Wherever a line of the data contains "username", copy that line.

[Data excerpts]

──────

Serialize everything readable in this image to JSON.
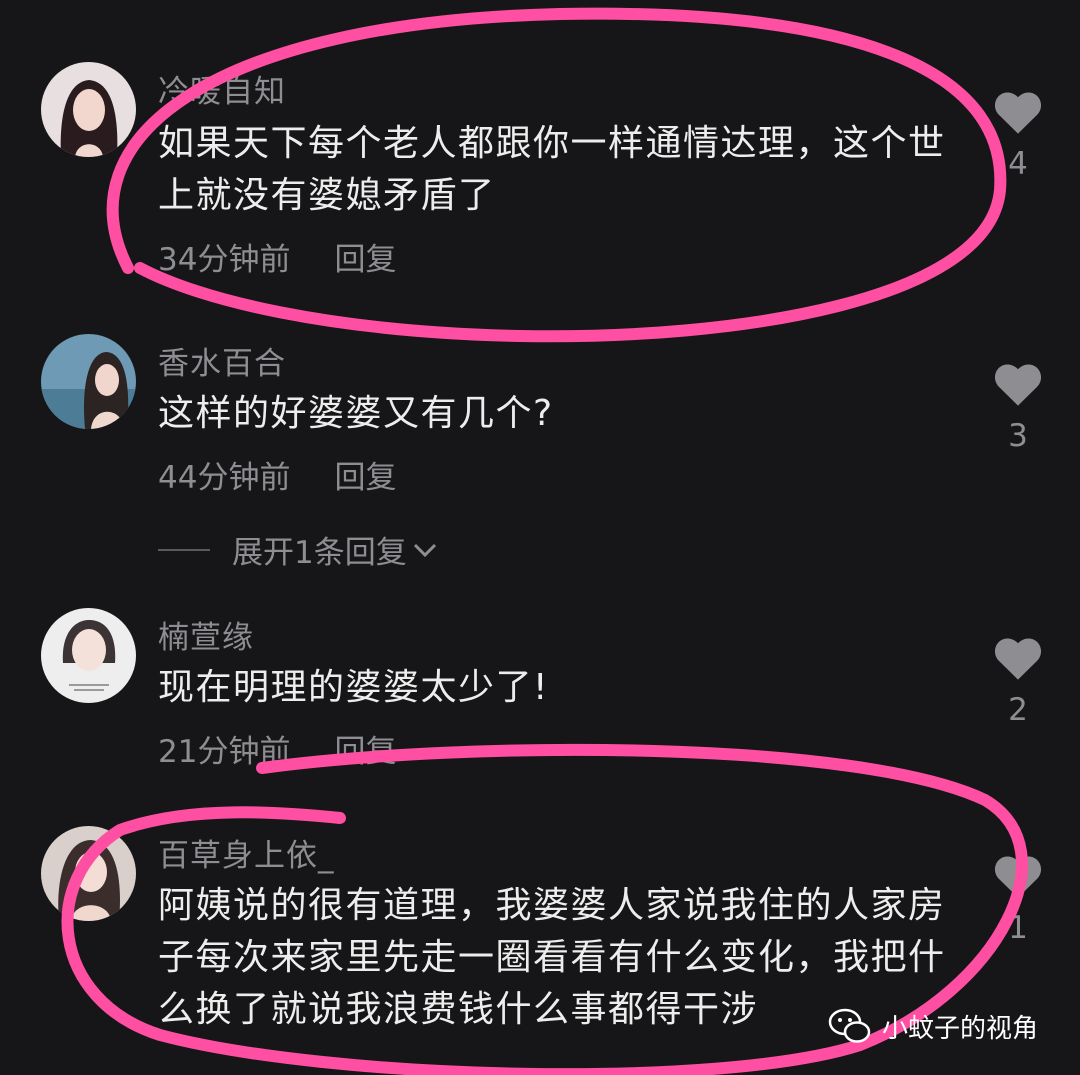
{
  "comments": [
    {
      "username": "冷暖自知",
      "text": "如果天下每个老人都跟你一样通情达理，这个世上就没有婆媳矛盾了",
      "time": "34分钟前",
      "reply": "回复",
      "likes": "4",
      "avatar_icon": "avatar-photo"
    },
    {
      "username": "香水百合",
      "text": "这样的好婆婆又有几个?",
      "time": "44分钟前",
      "reply": "回复",
      "likes": "3",
      "avatar_icon": "avatar-photo"
    },
    {
      "username": "楠萱缘",
      "text": "现在明理的婆婆太少了!",
      "time": "21分钟前",
      "reply": "回复",
      "likes": "2",
      "avatar_icon": "avatar-photo"
    },
    {
      "username": "百草身上依_",
      "text": "阿姨说的很有道理，我婆婆人家说我住的人家房子每次来家里先走一圈看看有什么变化，我把什么换了就说我浪费钱什么事都得干涉",
      "likes": "1",
      "avatar_icon": "avatar-photo"
    }
  ],
  "expand_replies": "展开1条回复",
  "watermark": "小蚊子的视角",
  "colors": {
    "background": "#161618",
    "annotation": "#ff4fa3",
    "secondary_text": "#8e8e92",
    "primary_text": "#ededed"
  }
}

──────

- ANSWER TO THIS EXERCISE
      "username": "冷暖自知",
      "username": "香水百合",
      "username": "楠萱缘",
      "username": "百草身上依_",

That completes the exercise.